What you have to do » Scan the lines below for "text" and copy the matches.

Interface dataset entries
○ ○ ○

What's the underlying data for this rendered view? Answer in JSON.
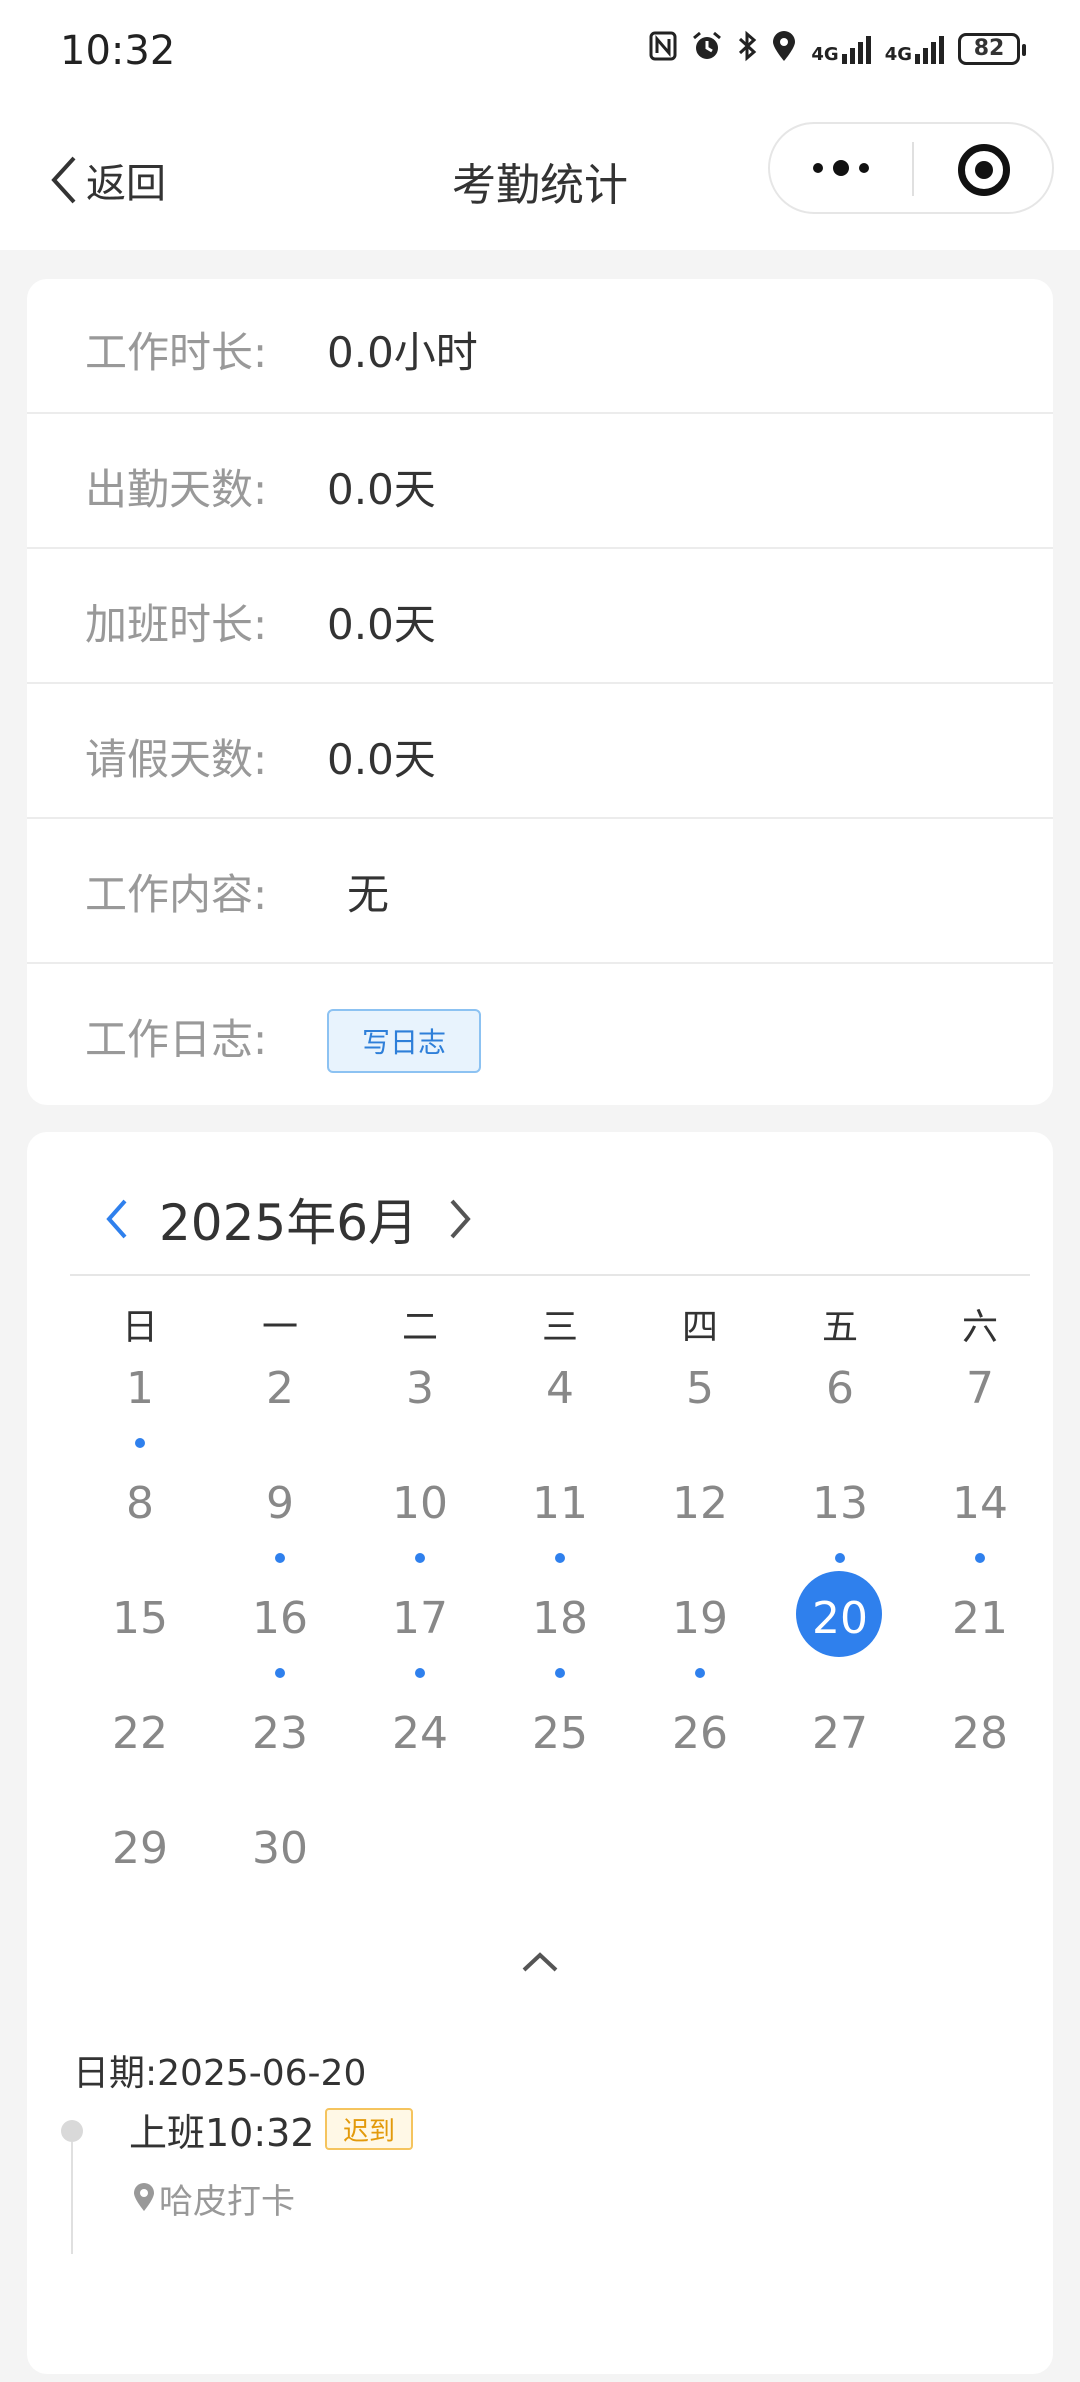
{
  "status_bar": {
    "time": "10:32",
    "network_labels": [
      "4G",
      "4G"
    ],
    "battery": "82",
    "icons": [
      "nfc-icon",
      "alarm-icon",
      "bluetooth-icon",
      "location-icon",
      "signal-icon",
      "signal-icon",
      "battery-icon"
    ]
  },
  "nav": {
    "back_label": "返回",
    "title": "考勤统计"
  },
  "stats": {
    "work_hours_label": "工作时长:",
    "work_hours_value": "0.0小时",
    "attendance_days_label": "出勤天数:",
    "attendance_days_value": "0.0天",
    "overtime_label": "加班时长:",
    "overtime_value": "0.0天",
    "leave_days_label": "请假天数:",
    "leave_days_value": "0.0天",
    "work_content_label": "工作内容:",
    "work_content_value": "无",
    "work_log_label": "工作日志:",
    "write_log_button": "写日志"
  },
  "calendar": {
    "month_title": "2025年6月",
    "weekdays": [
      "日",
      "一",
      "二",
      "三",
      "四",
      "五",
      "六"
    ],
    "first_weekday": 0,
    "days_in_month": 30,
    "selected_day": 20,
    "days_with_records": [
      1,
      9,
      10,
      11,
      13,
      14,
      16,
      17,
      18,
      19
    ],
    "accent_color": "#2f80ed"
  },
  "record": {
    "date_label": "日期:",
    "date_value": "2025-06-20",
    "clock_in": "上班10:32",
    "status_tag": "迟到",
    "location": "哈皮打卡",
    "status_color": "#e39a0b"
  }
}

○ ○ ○

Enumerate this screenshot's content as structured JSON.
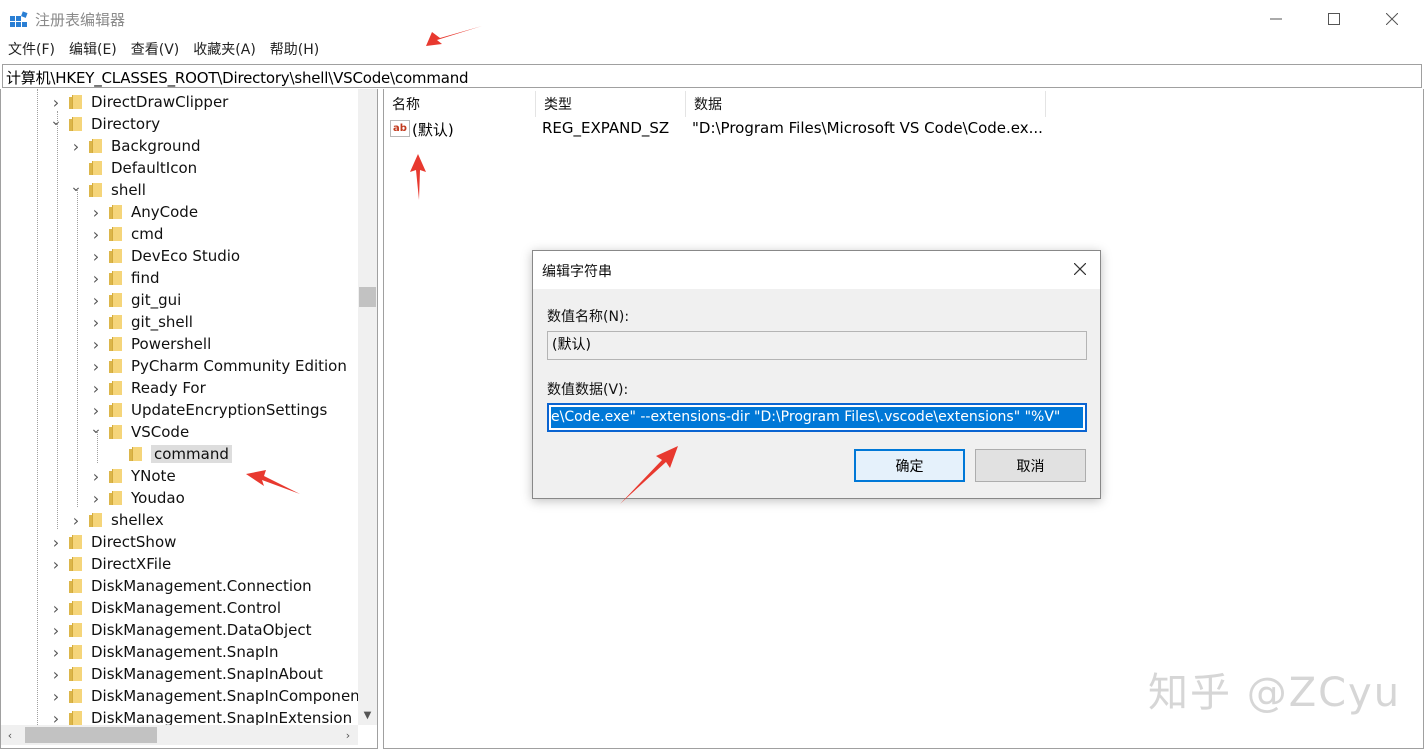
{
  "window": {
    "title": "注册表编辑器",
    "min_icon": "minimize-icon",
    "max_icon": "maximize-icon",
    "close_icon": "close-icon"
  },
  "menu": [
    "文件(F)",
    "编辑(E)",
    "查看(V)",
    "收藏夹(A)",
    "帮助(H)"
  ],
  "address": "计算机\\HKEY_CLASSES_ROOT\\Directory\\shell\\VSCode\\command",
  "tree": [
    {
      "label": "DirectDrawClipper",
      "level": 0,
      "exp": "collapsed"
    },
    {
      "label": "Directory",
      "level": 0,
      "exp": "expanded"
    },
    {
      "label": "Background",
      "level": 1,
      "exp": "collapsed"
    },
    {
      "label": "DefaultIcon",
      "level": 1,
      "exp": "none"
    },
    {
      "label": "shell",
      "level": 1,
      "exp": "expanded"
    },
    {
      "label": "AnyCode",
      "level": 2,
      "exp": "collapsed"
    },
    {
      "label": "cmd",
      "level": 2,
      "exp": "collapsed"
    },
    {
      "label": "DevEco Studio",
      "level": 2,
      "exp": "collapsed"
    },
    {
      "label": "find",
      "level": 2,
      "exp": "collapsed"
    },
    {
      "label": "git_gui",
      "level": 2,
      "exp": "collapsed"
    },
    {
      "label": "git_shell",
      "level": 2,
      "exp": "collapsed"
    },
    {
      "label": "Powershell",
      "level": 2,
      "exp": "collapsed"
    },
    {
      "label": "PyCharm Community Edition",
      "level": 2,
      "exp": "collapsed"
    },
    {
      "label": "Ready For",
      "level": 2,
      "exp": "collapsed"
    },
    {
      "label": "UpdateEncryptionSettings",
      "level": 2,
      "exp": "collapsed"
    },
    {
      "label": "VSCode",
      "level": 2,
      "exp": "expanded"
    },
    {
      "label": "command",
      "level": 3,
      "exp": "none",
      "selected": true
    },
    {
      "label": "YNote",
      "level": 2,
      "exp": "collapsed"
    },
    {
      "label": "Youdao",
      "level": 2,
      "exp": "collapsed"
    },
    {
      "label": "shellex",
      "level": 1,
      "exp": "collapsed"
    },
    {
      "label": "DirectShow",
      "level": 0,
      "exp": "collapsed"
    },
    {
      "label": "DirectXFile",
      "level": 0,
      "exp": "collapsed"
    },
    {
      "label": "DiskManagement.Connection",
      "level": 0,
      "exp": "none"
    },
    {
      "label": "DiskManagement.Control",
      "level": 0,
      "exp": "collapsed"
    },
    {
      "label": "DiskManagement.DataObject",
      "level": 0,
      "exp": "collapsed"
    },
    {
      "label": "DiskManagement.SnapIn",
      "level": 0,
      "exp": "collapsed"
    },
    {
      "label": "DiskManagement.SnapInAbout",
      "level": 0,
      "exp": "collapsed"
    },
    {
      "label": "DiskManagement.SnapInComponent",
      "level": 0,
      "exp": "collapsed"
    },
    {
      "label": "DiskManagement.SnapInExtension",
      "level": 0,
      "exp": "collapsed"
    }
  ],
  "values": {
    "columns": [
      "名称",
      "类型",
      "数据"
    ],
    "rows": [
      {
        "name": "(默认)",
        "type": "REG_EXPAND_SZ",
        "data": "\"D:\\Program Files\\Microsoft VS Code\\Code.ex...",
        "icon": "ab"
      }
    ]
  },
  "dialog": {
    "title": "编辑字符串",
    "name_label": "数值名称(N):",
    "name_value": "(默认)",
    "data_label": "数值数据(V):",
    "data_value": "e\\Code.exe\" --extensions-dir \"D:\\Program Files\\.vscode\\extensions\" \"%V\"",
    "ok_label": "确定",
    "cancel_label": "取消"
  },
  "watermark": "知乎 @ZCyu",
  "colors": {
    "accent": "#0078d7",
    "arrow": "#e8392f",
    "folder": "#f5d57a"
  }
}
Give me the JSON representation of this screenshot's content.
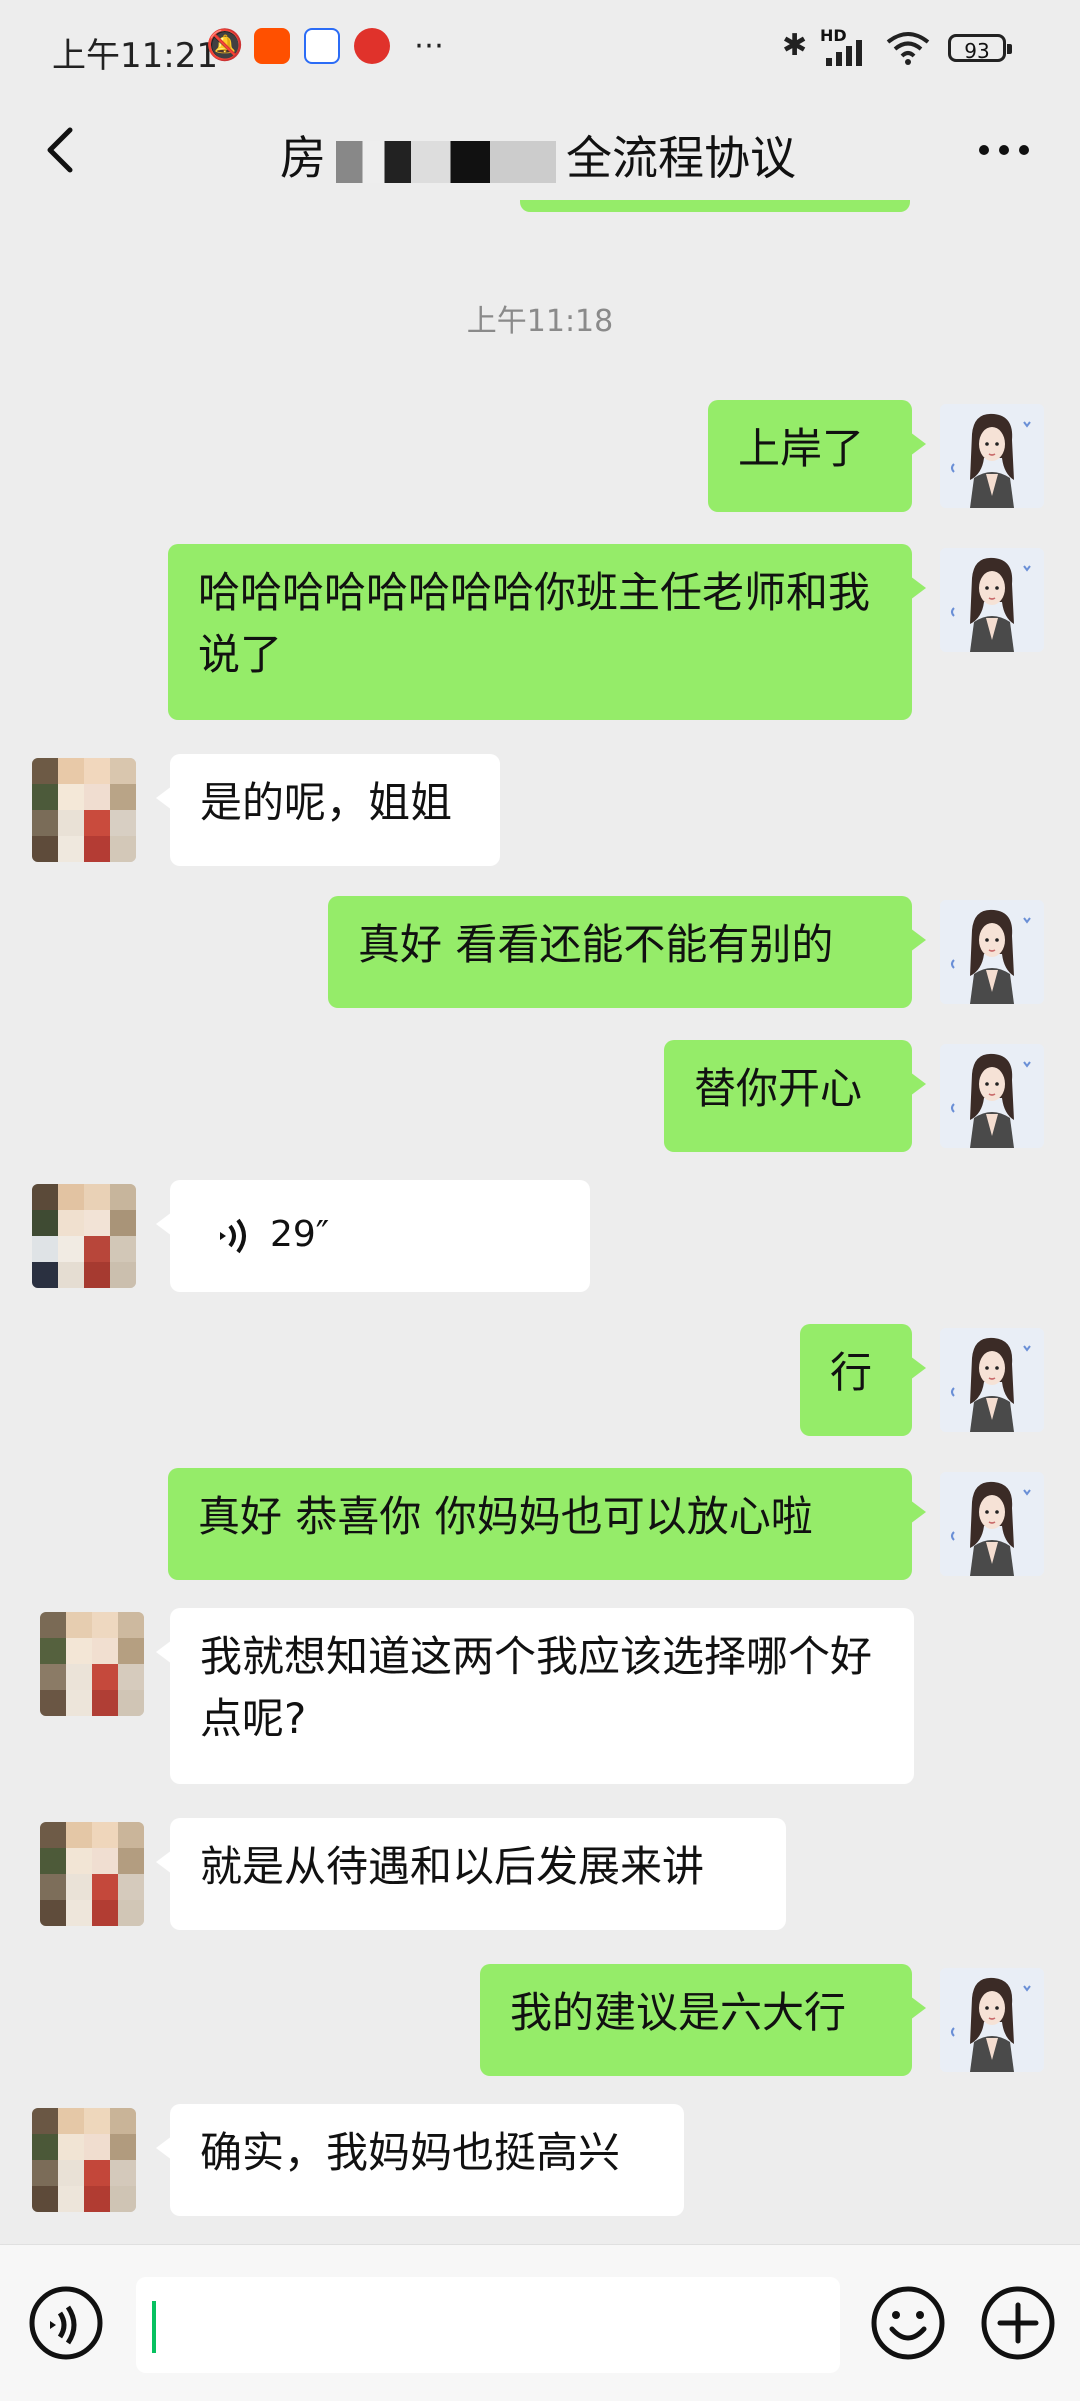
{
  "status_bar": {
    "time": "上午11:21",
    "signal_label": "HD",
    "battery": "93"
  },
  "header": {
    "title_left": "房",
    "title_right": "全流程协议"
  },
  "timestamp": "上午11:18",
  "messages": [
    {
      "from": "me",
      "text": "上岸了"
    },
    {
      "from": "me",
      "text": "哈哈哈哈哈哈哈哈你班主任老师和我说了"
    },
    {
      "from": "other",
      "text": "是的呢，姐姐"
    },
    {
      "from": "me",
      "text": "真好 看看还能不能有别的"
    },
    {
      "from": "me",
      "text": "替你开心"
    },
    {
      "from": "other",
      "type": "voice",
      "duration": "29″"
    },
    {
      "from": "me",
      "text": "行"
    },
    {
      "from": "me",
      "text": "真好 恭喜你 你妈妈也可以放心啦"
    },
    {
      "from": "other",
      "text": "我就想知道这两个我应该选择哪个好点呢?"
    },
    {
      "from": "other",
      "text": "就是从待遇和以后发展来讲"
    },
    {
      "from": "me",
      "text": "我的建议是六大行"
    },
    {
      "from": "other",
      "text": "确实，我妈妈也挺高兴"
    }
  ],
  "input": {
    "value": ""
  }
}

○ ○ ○

Written solution »
      "text": "上岸了"
      "text": "哈哈哈哈哈哈哈哈你班主任老师和我说了"
      "text": "是的呢，姐姐"
      "text": "真好 看看还能不能有别的"
      "text": "替你开心"
      "text": "行"
      "text": "真好 恭喜你 你妈妈也可以放心啦"
      "text": "我就想知道这两个我应该选择哪个好点呢?"
      "text": "就是从待遇和以后发展来讲"
      "text": "我的建议是六大行"
      "text": "确实，我妈妈也挺高兴"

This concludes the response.